In addition to processing the finely shredded PET, another challenge that needed tackling was the separation of silicone from PET plastic, which cannot be achieved through mechanical methods. Thus, Inosence’s process is based on glycolysis, where the recycled PET plastic, silicone included, is melted under a high temperature until it becomes fluid.

Following the various distillation and processing stages, PET plastic is transformed into a liquid raw material used for plastic. As polyol and silicone differ significantly from each other in terms of density, they can be filtered and separated during the process.

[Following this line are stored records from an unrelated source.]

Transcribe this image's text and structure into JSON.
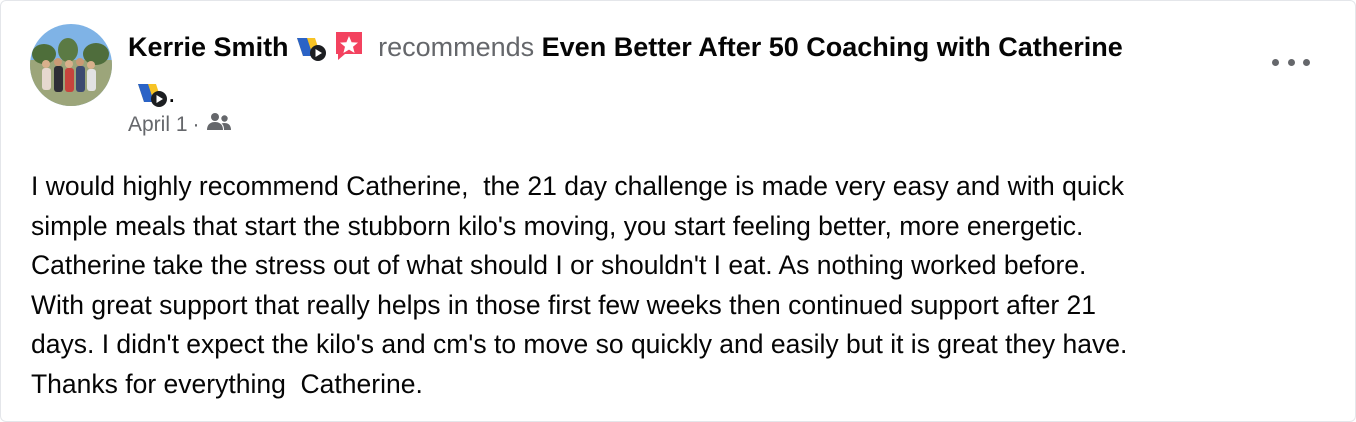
{
  "post": {
    "author": "Kerrie Smith",
    "action": "recommends",
    "page": "Even Better After 50 Coaching with Catherine",
    "period": ".",
    "date": "April 1",
    "separator": "·",
    "audience_icon": "friends-icon",
    "author_badges": [
      "page-video-badge-icon",
      "recommendation-star-icon"
    ],
    "page_badge": "page-video-badge-icon",
    "more_icon": "more-options-icon",
    "body_lines": [
      "I would highly recommend Catherine,  the 21 day challenge is made very easy and with quick",
      "simple meals that start the stubborn kilo's moving, you start feeling better, more energetic.",
      "Catherine take the stress out of what should I or shouldn't I eat. As nothing worked before.",
      "With great support that really helps in those first few weeks then continued support after 21",
      "days. I didn't expect the kilo's and cm's to move so quickly and easily but it is great they have.",
      "Thanks for everything  Catherine."
    ]
  },
  "colors": {
    "text": "#050505",
    "secondary": "#65676b",
    "badge_yellow": "#f7c325",
    "badge_blue": "#2b63c6",
    "recommend_red": "#f3425f"
  }
}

“Filtration during the process is extremely precise on the whole. Fine-grained impurities are removed from the material with a tolerance of up to one micron.

Inosence Polyol’s production plant is located in Salo, approximately one kilometer from the site of Finnfoam’s plants. The technical production capacity of the plant is up to 10 000 tons of polyol per year.


Finnfoam’s plant in Salo manufactures popular FF-PIR insulation products, which offer the best insulation performance on the market. In addition to MDI or isocyanate, polyol is one of the two main raw materials used for FF-PIR insulation products.

“Our solution provides a fine example of the possibilities offered by chemical recycling. It allows us to separate and recycle many materials that have traditionally been difficult to process separately. New cost effective and environmentally friendly recycling methods will also affect legislation, leading to a further increase in recycling obligations and reducing the amount of waste disposed through incineration, which is of course a good thing”, says Finnfoam CEO Henri Nieminen.

With a decades-long history of investment in recycling and circular economy solutions, Finnfoam is currently building a chemical recycling plant for polystyrene in Salo.

“It has been my personal view for decades that there are no waste materials, only raw materials. We just have to figure out how to utilize those materials”, Nieminen sums up.

Additional information:

Juha Virmavirta, Director, RafCycle Solutions, UPM Raflatac Oy, tel. +358 40 504 7899

Henri Nieminen, CEO, Finnfoam Oy, tel. +358 400 636 992

Sami Häkkinen, CEO, Inosence Polyol Oy, tel. +358 400 733 475


UPM Raflatac is a pioneer in innovative, smart, and sustainable adhesive label materials and services. We offer high-quality label materials for branding and advertisement labels, informational labels, and functional labeling. We have a global network of plants, distribution terminals, and sales companies. We have approximately 3 000 employees, and our revenue in 2021 was 1.7 billion euros. UPM Raflatac is part of the UPM group. We develop innovative, sustainable, and smart label solutions for the future to offer an alternative to products made from fossil raw materials. Read more at


With 40 years of experience, Finnish family business Finnfoam develops and offers the most advanced solutions for structural energy-efficiency that can be used to reduce the carbon footprint of a building during both its construction and use. Finnfoam Group is a well-known trailblazer in ecological construction, and Finnfoam’s innovative development activities have made it a leading manufacturer of plastic-based thermal insulation products in the Baltic Sea region. Our expertise, high-quality production, and customer-oriented approach ensure safe solutions for all insulation needs. Today, the company’s range comprises all hard and mold-proof thermal insulation products used commonly around the world, including FINNFOAM (XPS), FF-EPS and FF-PIR, and Tulppa wet room panels. Finnfoam has plants in Finland, Sweden, Estonia, Lithuania, and Spain. The company’s head office and research and development unit are located in Salo, Finland.


Inosence Polyol Oy is a Finnish-Dutch chemical company founded in 2016. Since 2019, Inosence has produced polyester polyol and ethylene glycol based on recycled PET plastic at its plant in Salo. Inosence has developed its own polyester polyols and a unique manufacturing process, which comprises a high-precision filtration system that produces genuinely pure end products.

Inosence has acquired robust knowledge of polyurethane applications, and one of its strengths is the option to produce customized polyol solutions for the end users of polyurethane.